Further details have emerged about the €15.5 billion in company funds spent by members of the board of directors at the Caja Madrid savings bank using undeclared credit cards between 2003 and 2012.
A breakdown of the credit card accounts seen by EL PAÍS shows that Miguel Blesa, the former chairman of Caja Madrid, spent more than €10,000 alone on wine, and that in 2008 he used the card to pay for a €9,000 vacation to South Africa.
He also ran up bills of €2,000 on watches and meals at upscale restaurants. In total, Blesa spent €436,000 using company credit cards, around €54,600 a year, according to bank documents. He is now the target of an investigation into mismanagement at the bank during his tenure as chairman, a post for which he was paid €3.5 million a year.
Blesa, 65, was appointed chairman of Caja Madrid in 1997, during the Popular Party’s first of two consecutive terms in office. A lawyer, Blesa never concealed the fact that his close friendship with the then-prime minister, José María Aznar, was a key factor in his appointment to head Spain’s second-largest savings bank, with €190 billion in assets.
His mission was to double the bank’s balance, grow across Spain, and expand the size of a three-centuries-old institution. He wanted to open up new branches, hire more staff and boost profits. In an interview with EL PAÍS in May 1997, Blesa rejected the idea of growing slowly.
In total, Blesa spent €436,000 using company credit cards, around €54,600 a year
Among Blesa’s first initiatives when he took over the chairmanship of the bank was to increase his salary and those of other board members: he made €12.44 million alone between 2007 and January 2010. His closest aides made between €2 and €9.7 million over the same period of time. The Bank of Spain asked for reports but placed no limits on wages.

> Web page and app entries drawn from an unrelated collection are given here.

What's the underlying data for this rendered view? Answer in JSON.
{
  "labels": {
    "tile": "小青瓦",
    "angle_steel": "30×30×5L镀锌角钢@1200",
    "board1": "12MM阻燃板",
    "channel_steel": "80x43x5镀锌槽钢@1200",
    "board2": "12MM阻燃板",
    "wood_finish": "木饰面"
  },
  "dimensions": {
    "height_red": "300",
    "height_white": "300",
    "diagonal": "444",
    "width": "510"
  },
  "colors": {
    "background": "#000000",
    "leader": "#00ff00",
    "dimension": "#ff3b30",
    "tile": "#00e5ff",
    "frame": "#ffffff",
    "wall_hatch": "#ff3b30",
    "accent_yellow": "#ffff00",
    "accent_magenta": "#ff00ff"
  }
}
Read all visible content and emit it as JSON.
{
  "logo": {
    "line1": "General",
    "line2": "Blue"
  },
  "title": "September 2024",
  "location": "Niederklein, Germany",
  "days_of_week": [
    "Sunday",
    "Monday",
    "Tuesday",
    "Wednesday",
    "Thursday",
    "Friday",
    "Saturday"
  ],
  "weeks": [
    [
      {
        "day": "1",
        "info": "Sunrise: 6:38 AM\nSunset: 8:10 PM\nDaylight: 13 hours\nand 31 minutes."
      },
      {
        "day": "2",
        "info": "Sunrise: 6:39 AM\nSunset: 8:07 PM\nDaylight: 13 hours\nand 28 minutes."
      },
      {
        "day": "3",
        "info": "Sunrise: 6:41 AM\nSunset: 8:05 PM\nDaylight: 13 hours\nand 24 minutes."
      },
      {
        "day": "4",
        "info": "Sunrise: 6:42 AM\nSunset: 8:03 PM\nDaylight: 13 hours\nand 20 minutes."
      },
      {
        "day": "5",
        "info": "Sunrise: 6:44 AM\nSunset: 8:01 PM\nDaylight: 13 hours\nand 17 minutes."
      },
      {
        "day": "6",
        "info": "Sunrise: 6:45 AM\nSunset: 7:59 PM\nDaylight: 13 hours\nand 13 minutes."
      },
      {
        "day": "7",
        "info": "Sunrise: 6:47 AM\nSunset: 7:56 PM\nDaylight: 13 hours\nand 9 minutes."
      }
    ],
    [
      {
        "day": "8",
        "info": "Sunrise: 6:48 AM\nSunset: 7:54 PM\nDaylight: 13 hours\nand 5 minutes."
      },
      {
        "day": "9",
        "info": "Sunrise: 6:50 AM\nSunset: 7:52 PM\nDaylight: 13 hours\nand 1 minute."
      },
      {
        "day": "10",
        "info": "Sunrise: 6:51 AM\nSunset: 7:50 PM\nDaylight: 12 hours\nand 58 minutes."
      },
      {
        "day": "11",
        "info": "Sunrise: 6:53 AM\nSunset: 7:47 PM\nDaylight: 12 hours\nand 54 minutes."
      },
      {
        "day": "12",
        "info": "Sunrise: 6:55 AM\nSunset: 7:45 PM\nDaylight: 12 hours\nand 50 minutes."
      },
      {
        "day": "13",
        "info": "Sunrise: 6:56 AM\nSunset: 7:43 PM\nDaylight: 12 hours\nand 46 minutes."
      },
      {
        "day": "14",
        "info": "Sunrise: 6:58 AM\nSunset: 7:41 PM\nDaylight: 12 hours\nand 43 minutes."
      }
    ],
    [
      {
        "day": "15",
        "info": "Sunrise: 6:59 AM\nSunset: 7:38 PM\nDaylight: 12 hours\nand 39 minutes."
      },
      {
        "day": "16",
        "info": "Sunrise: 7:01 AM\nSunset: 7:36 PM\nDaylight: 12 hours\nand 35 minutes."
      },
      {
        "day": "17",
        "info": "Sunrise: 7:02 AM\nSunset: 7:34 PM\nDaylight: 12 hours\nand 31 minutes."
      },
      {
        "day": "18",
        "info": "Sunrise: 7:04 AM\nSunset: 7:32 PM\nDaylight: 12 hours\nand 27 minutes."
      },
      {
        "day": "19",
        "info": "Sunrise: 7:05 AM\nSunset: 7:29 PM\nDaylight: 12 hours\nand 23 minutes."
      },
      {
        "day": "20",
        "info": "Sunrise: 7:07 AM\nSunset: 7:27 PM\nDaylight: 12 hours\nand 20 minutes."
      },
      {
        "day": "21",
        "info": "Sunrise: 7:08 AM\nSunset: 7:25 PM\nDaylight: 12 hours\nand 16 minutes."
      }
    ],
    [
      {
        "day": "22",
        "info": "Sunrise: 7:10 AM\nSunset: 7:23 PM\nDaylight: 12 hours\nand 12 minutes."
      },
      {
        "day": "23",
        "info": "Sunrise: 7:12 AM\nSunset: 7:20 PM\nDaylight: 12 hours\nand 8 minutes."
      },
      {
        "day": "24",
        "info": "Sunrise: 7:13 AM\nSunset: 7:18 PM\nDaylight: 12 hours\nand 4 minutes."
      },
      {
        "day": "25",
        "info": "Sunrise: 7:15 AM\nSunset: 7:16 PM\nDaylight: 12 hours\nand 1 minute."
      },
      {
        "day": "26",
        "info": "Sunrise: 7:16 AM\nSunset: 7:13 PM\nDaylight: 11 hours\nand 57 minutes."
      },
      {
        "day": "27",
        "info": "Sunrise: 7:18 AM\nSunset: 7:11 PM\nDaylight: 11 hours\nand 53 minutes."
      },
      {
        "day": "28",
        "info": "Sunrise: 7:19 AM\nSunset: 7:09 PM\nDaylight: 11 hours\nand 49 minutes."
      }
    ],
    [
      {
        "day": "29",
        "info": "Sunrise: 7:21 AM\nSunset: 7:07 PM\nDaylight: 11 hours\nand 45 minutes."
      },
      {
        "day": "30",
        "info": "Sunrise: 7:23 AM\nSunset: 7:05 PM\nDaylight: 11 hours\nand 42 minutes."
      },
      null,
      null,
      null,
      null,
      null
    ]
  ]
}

Blesa was not alone in his lavish use of company credit cards. According to Caja Madrid’s accounts, Estanislao Rodríguez-Ponga, a former PP secretary of state for finance, and a board member of Caja Madrid, spent €255,400 on vacations, expensive meals and stays in luxury hotels, much of it through the El Corte Inglés department store, where he now sits on the board of directors.
Similarly, Elena Gil, the former head of Corporación Financiera Caja Madrid, the holding company used by the bank for its business interests, spent €9,000 on jewelry, while Rodrigo Rato, who succeeded Blesa as chairman, spent €99,000 on restaurants, hotels and trips. He has since returned €54,837 of that amount.
Among Blesa’s first initiatives when he took over the chairmanship of the bank was to increase his salary
Francisco Baquero, appointed to the board of Caja Madrid by the CCOO labor union, spent €266,400 on meals and furniture.
Some senior members of the board of directors attempted to cover their tracks by simply withdrawing cash from the bank, among them José Antonio Moral Santín of the United Left party, who withdrew around €365,000 in this way. He has since been expelled from his party.
Ricardo Morado, the former director general of Caja Madrid, withdrew €360,000 in cash. He now works for Santander Bank.
Other political appointees to the board also withdrew smaller sums, among them Antonio Romero amd José Caballero Domínguez of the Socialist Party, Francisco Moure and Rafael Pradillo.
Some senior members of the board attempted to cover their tracks by simply withdrawing cash
Blesa is also under judicial investigation in relation to Caja Madrid's controversial, loss-making acquisition of City National Bank of Florida in 2008, and for allegedly giving preferential terms on loans to a fellow member of the Caja Madrid board of directors.
He and board members are also being investigated over the sale of billions of euros in risky investments to small savers known as preference shares, sold as part of efforts to boost the bank's capital and cover up solvency problems.
Some 300,000 clients of Caja Madrid and another lender Bancaja lost their savings in the preference shares debacle. Bancaja and Caja Madrid were merged in 2010 with five other savings banks to form Bankia, which became Spain's biggest bailed-out bank.